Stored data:
#####

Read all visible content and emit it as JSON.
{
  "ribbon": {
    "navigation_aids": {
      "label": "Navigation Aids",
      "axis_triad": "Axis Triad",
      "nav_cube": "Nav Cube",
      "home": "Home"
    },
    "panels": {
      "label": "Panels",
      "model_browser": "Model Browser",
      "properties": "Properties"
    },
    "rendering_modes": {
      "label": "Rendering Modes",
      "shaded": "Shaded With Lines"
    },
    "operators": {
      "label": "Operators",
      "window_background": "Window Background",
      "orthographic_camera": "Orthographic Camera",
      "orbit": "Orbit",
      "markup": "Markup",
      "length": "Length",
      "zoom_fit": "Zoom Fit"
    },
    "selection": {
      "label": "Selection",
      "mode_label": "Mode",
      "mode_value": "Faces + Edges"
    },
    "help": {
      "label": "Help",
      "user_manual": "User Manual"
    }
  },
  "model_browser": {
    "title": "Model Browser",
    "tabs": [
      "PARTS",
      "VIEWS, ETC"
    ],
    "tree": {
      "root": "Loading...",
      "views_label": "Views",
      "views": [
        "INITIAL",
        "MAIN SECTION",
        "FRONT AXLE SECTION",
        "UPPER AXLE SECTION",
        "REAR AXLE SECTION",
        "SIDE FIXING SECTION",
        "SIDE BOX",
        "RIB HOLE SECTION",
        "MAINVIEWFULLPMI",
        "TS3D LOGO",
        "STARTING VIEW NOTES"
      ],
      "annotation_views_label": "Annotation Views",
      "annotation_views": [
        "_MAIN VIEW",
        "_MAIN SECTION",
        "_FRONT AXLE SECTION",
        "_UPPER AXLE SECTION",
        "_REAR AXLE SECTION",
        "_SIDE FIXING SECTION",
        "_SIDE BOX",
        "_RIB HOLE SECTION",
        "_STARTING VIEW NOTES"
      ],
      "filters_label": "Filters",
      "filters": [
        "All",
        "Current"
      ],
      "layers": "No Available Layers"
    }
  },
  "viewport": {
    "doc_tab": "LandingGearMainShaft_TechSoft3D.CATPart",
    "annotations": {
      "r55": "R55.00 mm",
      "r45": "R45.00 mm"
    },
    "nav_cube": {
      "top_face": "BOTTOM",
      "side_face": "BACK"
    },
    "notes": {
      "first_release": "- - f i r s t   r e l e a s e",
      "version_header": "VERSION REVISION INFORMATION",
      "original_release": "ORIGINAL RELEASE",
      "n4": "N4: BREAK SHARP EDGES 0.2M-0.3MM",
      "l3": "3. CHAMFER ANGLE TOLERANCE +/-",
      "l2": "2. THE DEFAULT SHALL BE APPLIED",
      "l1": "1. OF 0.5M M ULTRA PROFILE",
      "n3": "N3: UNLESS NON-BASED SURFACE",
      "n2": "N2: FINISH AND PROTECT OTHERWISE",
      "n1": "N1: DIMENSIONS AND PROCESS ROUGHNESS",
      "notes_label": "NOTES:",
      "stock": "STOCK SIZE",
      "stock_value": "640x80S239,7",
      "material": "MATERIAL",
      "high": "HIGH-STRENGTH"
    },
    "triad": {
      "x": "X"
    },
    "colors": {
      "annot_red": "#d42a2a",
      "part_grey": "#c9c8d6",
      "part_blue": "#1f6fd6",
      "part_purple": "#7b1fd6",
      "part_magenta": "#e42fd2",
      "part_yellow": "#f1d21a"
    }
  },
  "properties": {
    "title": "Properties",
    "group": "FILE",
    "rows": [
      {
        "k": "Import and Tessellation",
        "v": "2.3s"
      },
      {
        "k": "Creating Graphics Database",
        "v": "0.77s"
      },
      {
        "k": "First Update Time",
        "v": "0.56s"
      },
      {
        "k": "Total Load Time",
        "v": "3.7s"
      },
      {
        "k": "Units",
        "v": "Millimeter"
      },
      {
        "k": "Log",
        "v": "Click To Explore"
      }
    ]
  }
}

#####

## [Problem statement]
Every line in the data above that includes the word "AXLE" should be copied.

## [Solved problem]
        "FRONT AXLE SECTION",
        "UPPER AXLE SECTION",
        "REAR AXLE SECTION",
        "_FRONT AXLE SECTION",
        "_UPPER AXLE SECTION",
        "_REAR AXLE SECTION",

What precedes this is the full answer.